Season of Protest and Activism at New Art Exchange
From the legend of Robin Hood to the Luddites to our thriving independent districts, Nottingham has long been established as a rebel city. It’s the season of protest and activism at the New Art Exchange this Autumn and the gallery is hosting a series of exhibitions to celebrate the city’s rebellious spirit and political defiance around the world.
Fighting Walls: Street Art in Egypt and Iran & A Rebel Scene
The New Art Exchange has brought together Egypt and Iran over their shared response to each country’s political struggles. In the absence of free speech, the two distinct nations have taken to the walls of their cities to open a dialogue between civilians, activist groups and governmental powers, using urban art to protest and express their views.

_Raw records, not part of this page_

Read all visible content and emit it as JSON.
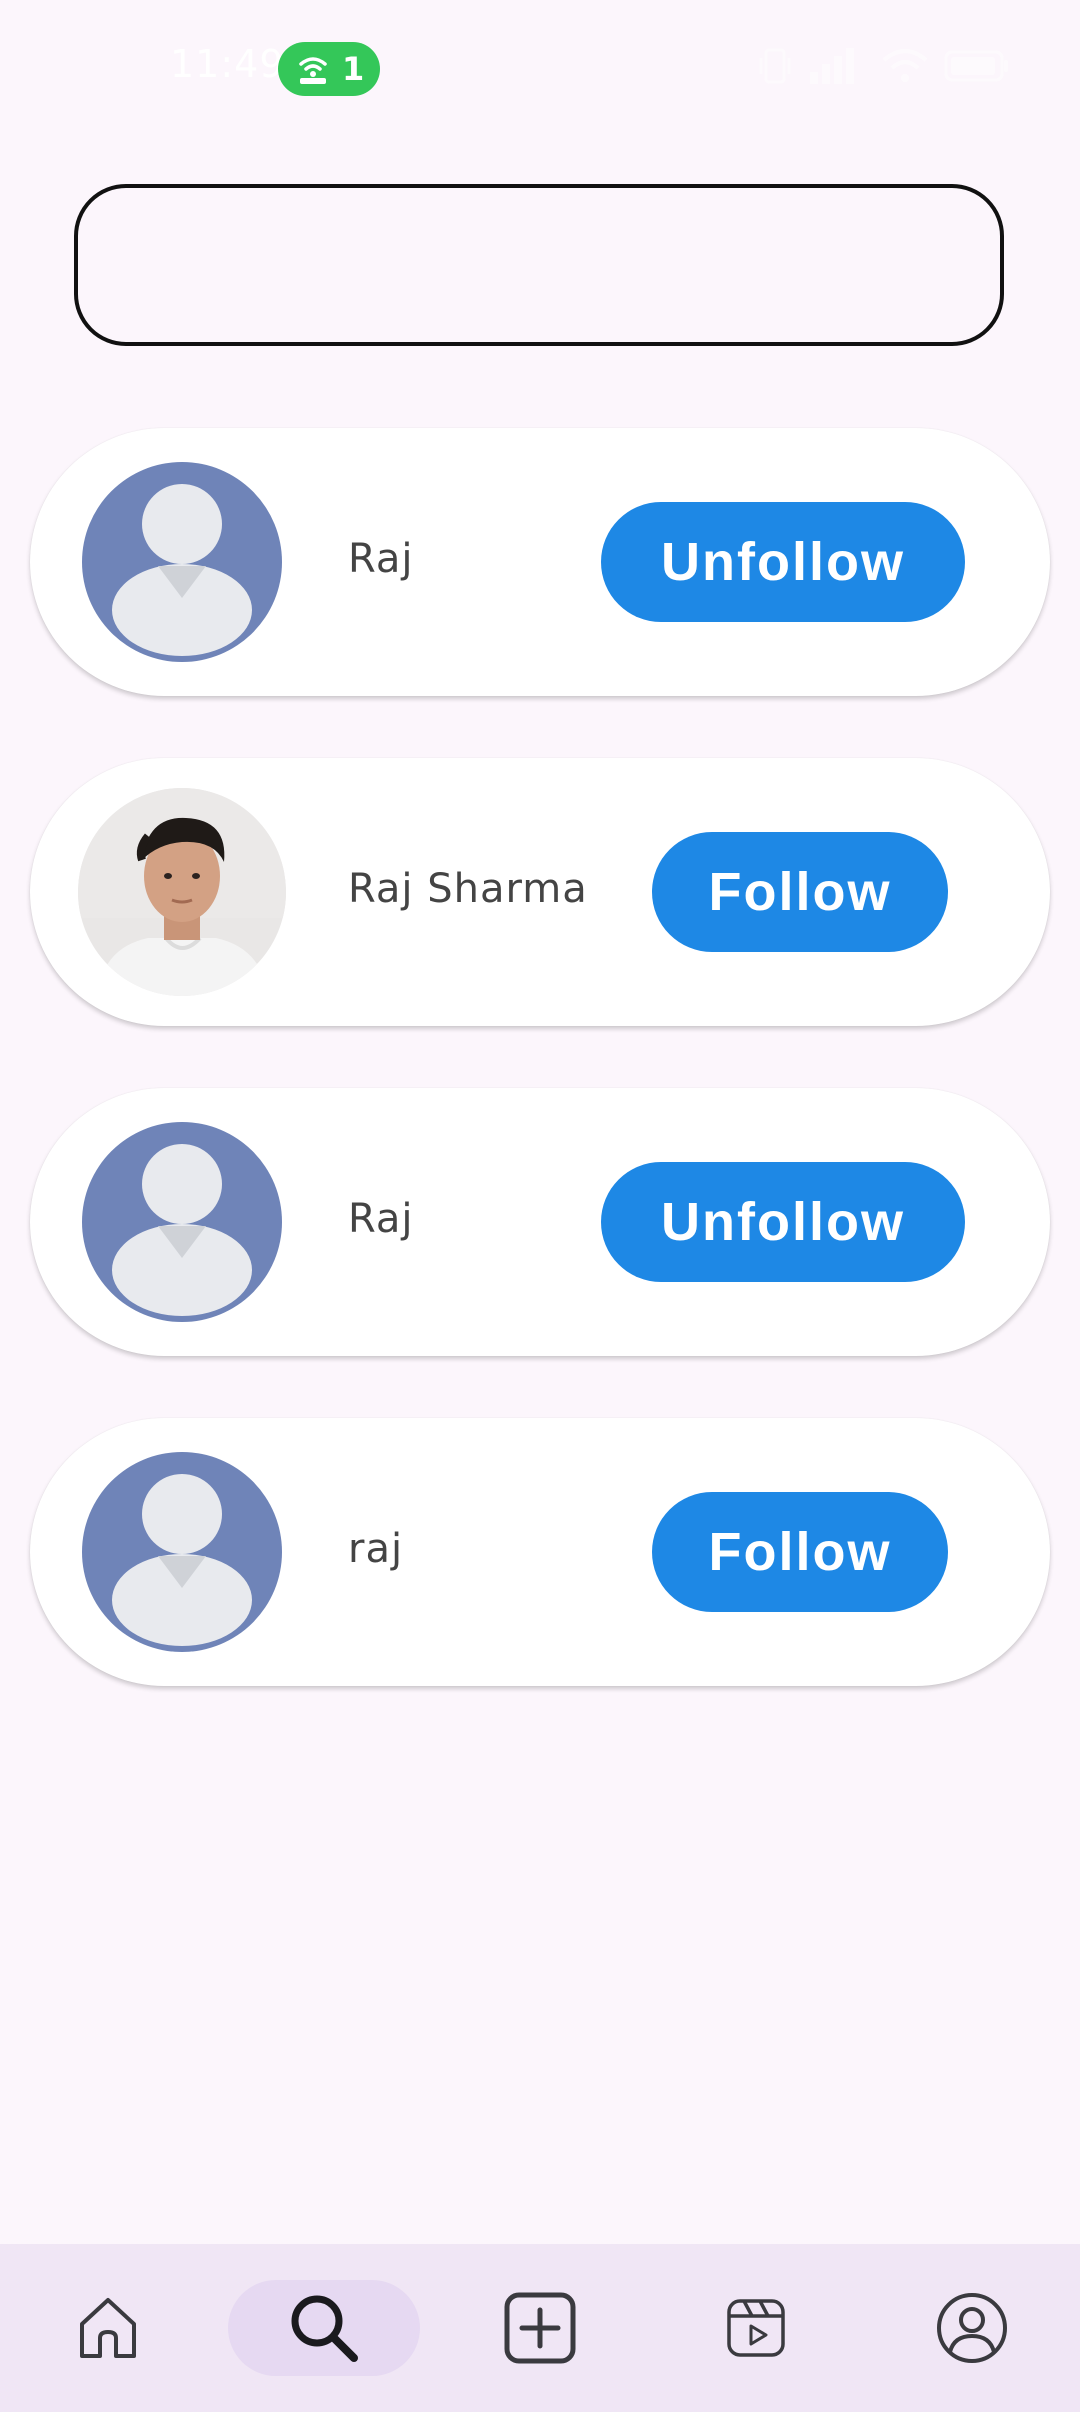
{
  "status_bar": {
    "time": "11:49",
    "hotspot_count": "1",
    "icons": [
      "hotspot-icon",
      "vibrate-icon",
      "signal-icon",
      "wifi-icon",
      "battery-icon"
    ]
  },
  "search": {
    "value": "",
    "placeholder": ""
  },
  "users": [
    {
      "name": "Raj",
      "button": "Unfollow",
      "avatar": "default-avatar-icon"
    },
    {
      "name": "Raj Sharma",
      "button": "Follow",
      "avatar": "profile-photo"
    },
    {
      "name": "Raj",
      "button": "Unfollow",
      "avatar": "default-avatar-icon"
    },
    {
      "name": "raj",
      "button": "Follow",
      "avatar": "default-avatar-icon"
    }
  ],
  "bottom_nav": {
    "items": [
      "home-icon",
      "search-icon",
      "add-post-icon",
      "reels-icon",
      "profile-icon"
    ],
    "active": "search-icon"
  },
  "colors": {
    "background": "#fcf6fc",
    "button_blue": "#1e88e5",
    "avatar_bg": "#6f84b8",
    "nav_bg": "#f0e6f5",
    "nav_active": "#e6d9f2",
    "hotspot_green": "#34c759"
  }
}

The lower floor gallery is set out to replicate the streets of Tehran and Cairo, featuring large scale images of real graffiti pasted on to the gallery walls. As well as photographs, there are also posters, murals and even a video game which disguise messages in visual forms. It was interesting to distinguish which artworks had been censored by the authorities to change the message they relay.
The locally focused part of the exhibition draws from Nottingham’s history of rebellion, from Robin Hood to the Luddites to the 1950s race riots and even recent involvement in the Black Lives Matter campaign. Material from Nottingham’s ‘Sparrows Nest’ anarchist library and as well as specially commissioned collages from women’s group are on display, documenting the city’s past and current activism.
Jimmy Cauty’s Aftermath Dislocation Principle
The 40ft shipping container, with every square inch plastered in graffiti was the first thing we spotted as we arrived at New Art Exchange. Inside lies a miniature world based on a post-riot landscape, complete flashing blue lights, sirens, police figures and the most intricate of details.
The artist, Jimmy Cauty is co-creator of The KLF, best known for it’s million pound-burning arts incarnation, The K Foundation.
The ADP appeared in Banksy’s Dismaland last summer, and has since been touring places with a history of rebellion. Whilst at New Art Exchange, visitors were given an accompanying pamphlet, revisiting the 1958 race riots, 1981 riots in Hyson Green and the 2011 riots to consider the effect of Nottingham’s protests in shaping the city we know today.